■ TASK INSTRUCTIONS:
Please copy out each entry, word for word.

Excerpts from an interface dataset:
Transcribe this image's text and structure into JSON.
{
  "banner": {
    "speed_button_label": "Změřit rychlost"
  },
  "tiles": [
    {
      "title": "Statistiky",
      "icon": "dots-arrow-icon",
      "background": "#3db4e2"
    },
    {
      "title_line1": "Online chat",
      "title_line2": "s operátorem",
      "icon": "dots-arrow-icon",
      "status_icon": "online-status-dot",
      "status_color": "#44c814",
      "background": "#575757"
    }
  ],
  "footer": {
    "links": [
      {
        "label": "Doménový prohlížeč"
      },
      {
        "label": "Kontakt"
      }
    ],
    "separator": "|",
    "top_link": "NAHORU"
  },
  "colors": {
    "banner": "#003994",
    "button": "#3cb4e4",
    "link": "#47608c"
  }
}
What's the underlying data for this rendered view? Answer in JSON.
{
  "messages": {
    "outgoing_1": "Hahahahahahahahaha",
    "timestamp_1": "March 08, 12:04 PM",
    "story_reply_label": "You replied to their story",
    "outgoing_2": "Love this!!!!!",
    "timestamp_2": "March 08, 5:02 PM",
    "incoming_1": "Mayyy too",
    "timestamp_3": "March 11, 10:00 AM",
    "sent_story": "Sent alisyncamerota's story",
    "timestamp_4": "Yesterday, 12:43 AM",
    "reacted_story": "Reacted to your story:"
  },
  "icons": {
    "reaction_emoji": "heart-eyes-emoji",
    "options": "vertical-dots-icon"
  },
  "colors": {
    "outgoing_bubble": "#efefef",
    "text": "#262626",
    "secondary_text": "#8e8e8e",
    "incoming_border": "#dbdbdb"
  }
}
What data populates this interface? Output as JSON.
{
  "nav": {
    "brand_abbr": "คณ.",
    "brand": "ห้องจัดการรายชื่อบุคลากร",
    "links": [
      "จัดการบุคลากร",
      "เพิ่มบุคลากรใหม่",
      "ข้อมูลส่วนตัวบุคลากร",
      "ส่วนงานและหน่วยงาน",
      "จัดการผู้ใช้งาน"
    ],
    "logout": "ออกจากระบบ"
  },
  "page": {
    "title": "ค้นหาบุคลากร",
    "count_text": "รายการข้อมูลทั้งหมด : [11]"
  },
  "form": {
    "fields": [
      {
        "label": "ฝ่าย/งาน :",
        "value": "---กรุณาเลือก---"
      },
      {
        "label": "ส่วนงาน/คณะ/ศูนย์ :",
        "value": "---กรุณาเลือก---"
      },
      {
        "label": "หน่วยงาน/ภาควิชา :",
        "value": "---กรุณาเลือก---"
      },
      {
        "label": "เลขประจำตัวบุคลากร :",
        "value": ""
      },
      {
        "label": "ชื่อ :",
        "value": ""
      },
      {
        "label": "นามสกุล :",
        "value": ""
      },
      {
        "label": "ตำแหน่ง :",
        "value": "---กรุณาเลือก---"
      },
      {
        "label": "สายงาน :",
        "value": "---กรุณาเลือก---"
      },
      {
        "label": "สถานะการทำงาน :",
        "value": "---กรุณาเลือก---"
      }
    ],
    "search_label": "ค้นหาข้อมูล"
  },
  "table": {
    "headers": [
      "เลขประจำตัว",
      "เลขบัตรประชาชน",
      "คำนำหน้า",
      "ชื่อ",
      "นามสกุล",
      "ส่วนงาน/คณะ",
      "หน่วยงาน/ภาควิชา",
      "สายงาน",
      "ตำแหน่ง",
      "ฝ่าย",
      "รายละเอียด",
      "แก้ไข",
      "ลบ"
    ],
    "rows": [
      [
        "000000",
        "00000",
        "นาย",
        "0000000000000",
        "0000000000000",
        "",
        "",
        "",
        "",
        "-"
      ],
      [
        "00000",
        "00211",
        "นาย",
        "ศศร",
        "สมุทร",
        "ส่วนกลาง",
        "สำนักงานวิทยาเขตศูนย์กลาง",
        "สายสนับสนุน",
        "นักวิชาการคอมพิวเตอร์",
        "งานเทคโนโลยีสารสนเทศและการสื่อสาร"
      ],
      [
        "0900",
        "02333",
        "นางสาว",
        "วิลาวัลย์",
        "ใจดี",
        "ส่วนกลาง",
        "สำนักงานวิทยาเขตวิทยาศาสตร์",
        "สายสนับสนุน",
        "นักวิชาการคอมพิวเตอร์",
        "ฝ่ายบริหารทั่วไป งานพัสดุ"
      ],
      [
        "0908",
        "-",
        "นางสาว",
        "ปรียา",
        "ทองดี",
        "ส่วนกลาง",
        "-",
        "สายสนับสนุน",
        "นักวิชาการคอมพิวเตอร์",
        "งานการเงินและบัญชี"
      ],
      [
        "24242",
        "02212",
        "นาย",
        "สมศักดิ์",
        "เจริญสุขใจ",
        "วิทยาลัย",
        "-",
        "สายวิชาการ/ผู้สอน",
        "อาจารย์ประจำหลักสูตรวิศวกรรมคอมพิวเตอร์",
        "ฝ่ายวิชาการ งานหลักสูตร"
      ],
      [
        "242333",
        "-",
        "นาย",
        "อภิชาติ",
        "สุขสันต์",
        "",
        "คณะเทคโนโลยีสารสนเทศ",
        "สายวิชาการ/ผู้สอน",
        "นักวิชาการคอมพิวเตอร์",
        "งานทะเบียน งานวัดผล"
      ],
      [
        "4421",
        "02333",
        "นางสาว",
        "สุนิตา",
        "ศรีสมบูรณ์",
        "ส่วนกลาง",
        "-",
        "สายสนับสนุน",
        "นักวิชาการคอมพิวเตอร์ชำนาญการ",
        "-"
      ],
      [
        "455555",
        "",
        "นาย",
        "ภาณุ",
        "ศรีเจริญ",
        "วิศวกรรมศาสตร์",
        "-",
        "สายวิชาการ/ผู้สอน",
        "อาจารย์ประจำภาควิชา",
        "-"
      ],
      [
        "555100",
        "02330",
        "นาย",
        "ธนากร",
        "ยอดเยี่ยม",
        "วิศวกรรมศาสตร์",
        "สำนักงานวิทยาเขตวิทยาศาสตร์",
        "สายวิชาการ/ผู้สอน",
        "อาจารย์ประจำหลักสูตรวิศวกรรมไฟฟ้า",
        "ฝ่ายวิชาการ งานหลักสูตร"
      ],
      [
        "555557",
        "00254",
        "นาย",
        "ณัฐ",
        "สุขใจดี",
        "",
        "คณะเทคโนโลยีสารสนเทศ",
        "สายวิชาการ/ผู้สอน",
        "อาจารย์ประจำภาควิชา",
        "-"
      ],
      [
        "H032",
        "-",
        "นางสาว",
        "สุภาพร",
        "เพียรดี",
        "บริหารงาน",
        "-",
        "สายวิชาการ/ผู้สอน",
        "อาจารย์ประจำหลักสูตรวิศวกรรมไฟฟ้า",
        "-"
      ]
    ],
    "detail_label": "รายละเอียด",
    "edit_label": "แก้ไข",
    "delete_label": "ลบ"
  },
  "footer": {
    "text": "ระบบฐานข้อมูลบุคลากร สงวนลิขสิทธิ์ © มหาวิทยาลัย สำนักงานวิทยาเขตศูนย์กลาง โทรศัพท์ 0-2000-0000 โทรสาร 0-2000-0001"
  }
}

■ OUTPUT:
Transcribe this image's text and structure into JSON.
{
  "banner": {
    "speed_button_label": "Změřit rychlost"
  },
  "tiles": [
    {
      "title": "Statistiky",
      "icon": "dots-arrow-icon",
      "background": "#3db4e2"
    },
    {
      "title_line1": "Online chat",
      "title_line2": "s operátorem",
      "icon": "dots-arrow-icon",
      "status_icon": "online-status-dot",
      "status_color": "#44c814",
      "background": "#575757"
    }
  ],
  "footer": {
    "links": [
      {
        "label": "Doménový prohlížeč"
      },
      {
        "label": "Kontakt"
      }
    ],
    "separator": "|",
    "top_link": "NAHORU"
  },
  "colors": {
    "banner": "#003994",
    "button": "#3cb4e4",
    "link": "#47608c"
  }
}
What's the underlying data for this rendered view? Answer in JSON.
{
  "messages": {
    "outgoing_1": "Hahahahahahahahaha",
    "timestamp_1": "March 08, 12:04 PM",
    "story_reply_label": "You replied to their story",
    "outgoing_2": "Love this!!!!!",
    "timestamp_2": "March 08, 5:02 PM",
    "incoming_1": "Mayyy too",
    "timestamp_3": "March 11, 10:00 AM",
    "sent_story": "Sent alisyncamerota's story",
    "timestamp_4": "Yesterday, 12:43 AM",
    "reacted_story": "Reacted to your story:"
  },
  "icons": {
    "reaction_emoji": "heart-eyes-emoji",
    "options": "vertical-dots-icon"
  },
  "colors": {
    "outgoing_bubble": "#efefef",
    "text": "#262626",
    "secondary_text": "#8e8e8e",
    "incoming_border": "#dbdbdb"
  }
}
What data populates this interface? Output as JSON.
{
  "nav": {
    "brand_abbr": "คณ.",
    "brand": "ห้องจัดการรายชื่อบุคลากร",
    "links": [
      "จัดการบุคลากร",
      "เพิ่มบุคลากรใหม่",
      "ข้อมูลส่วนตัวบุคลากร",
      "ส่วนงานและหน่วยงาน",
      "จัดการผู้ใช้งาน"
    ],
    "logout": "ออกจากระบบ"
  },
  "page": {
    "title": "ค้นหาบุคลากร",
    "count_text": "รายการข้อมูลทั้งหมด : [11]"
  },
  "form": {
    "fields": [
      {
        "label": "ฝ่าย/งาน :",
        "value": "---กรุณาเลือก---"
      },
      {
        "label": "ส่วนงาน/คณะ/ศูนย์ :",
        "value": "---กรุณาเลือก---"
      },
      {
        "label": "หน่วยงาน/ภาควิชา :",
        "value": "---กรุณาเลือก---"
      },
      {
        "label": "เลขประจำตัวบุคลากร :",
        "value": ""
      },
      {
        "label": "ชื่อ :",
        "value": ""
      },
      {
        "label": "นามสกุล :",
        "value": ""
      },
      {
        "label": "ตำแหน่ง :",
        "value": "---กรุณาเลือก---"
      },
      {
        "label": "สายงาน :",
        "value": "---กรุณาเลือก---"
      },
      {
        "label": "สถานะการทำงาน :",
        "value": "---กรุณาเลือก---"
      }
    ],
    "search_label": "ค้นหาข้อมูล"
  },
  "table": {
    "headers": [
      "เลขประจำตัว",
      "เลขบัตรประชาชน",
      "คำนำหน้า",
      "ชื่อ",
      "นามสกุล",
      "ส่วนงาน/คณะ",
      "หน่วยงาน/ภาควิชา",
      "สายงาน",
      "ตำแหน่ง",
      "ฝ่าย",
      "รายละเอียด",
      "แก้ไข",
      "ลบ"
    ],
    "rows": [
      [
        "000000",
        "00000",
        "นาย",
        "0000000000000",
        "0000000000000",
        "",
        "",
        "",
        "",
        "-"
      ],
      [
        "00000",
        "00211",
        "นาย",
        "ศศร",
        "สมุทร",
        "ส่วนกลาง",
        "สำนักงานวิทยาเขตศูนย์กลาง",
        "สายสนับสนุน",
        "นักวิชาการคอมพิวเตอร์",
        "งานเทคโนโลยีสารสนเทศและการสื่อสาร"
      ],
      [
        "0900",
        "02333",
        "นางสาว",
        "วิลาวัลย์",
        "ใจดี",
        "ส่วนกลาง",
        "สำนักงานวิทยาเขตวิทยาศาสตร์",
        "สายสนับสนุน",
        "นักวิชาการคอมพิวเตอร์",
        "ฝ่ายบริหารทั่วไป งานพัสดุ"
      ],
      [
        "0908",
        "-",
        "นางสาว",
        "ปรียา",
        "ทองดี",
        "ส่วนกลาง",
        "-",
        "สายสนับสนุน",
        "นักวิชาการคอมพิวเตอร์",
        "งานการเงินและบัญชี"
      ],
      [
        "24242",
        "02212",
        "นาย",
        "สมศักดิ์",
        "เจริญสุขใจ",
        "วิทยาลัย",
        "-",
        "สายวิชาการ/ผู้สอน",
        "อาจารย์ประจำหลักสูตรวิศวกรรมคอมพิวเตอร์",
        "ฝ่ายวิชาการ งานหลักสูตร"
      ],
      [
        "242333",
        "-",
        "นาย",
        "อภิชาติ",
        "สุขสันต์",
        "",
        "คณะเทคโนโลยีสารสนเทศ",
        "สายวิชาการ/ผู้สอน",
        "นักวิชาการคอมพิวเตอร์",
        "งานทะเบียน งานวัดผล"
      ],
      [
        "4421",
        "02333",
        "นางสาว",
        "สุนิตา",
        "ศรีสมบูรณ์",
        "ส่วนกลาง",
        "-",
        "สายสนับสนุน",
        "นักวิชาการคอมพิวเตอร์ชำนาญการ",
        "-"
      ],
      [
        "455555",
        "",
        "นาย",
        "ภาณุ",
        "ศรีเจริญ",
        "วิศวกรรมศาสตร์",
        "-",
        "สายวิชาการ/ผู้สอน",
        "อาจารย์ประจำภาควิชา",
        "-"
      ],
      [
        "555100",
        "02330",
        "นาย",
        "ธนากร",
        "ยอดเยี่ยม",
        "วิศวกรรมศาสตร์",
        "สำนักงานวิทยาเขตวิทยาศาสตร์",
        "สายวิชาการ/ผู้สอน",
        "อาจารย์ประจำหลักสูตรวิศวกรรมไฟฟ้า",
        "ฝ่ายวิชาการ งานหลักสูตร"
      ],
      [
        "555557",
        "00254",
        "นาย",
        "ณัฐ",
        "สุขใจดี",
        "",
        "คณะเทคโนโลยีสารสนเทศ",
        "สายวิชาการ/ผู้สอน",
        "อาจารย์ประจำภาควิชา",
        "-"
      ],
      [
        "H032",
        "-",
        "นางสาว",
        "สุภาพร",
        "เพียรดี",
        "บริหารงาน",
        "-",
        "สายวิชาการ/ผู้สอน",
        "อาจารย์ประจำหลักสูตรวิศวกรรมไฟฟ้า",
        "-"
      ]
    ],
    "detail_label": "รายละเอียด",
    "edit_label": "แก้ไข",
    "delete_label": "ลบ"
  },
  "footer": {
    "text": "ระบบฐานข้อมูลบุคลากร สงวนลิขสิทธิ์ © มหาวิทยาลัย สำนักงานวิทยาเขตศูนย์กลาง โทรศัพท์ 0-2000-0000 โทรสาร 0-2000-0001"
  }
}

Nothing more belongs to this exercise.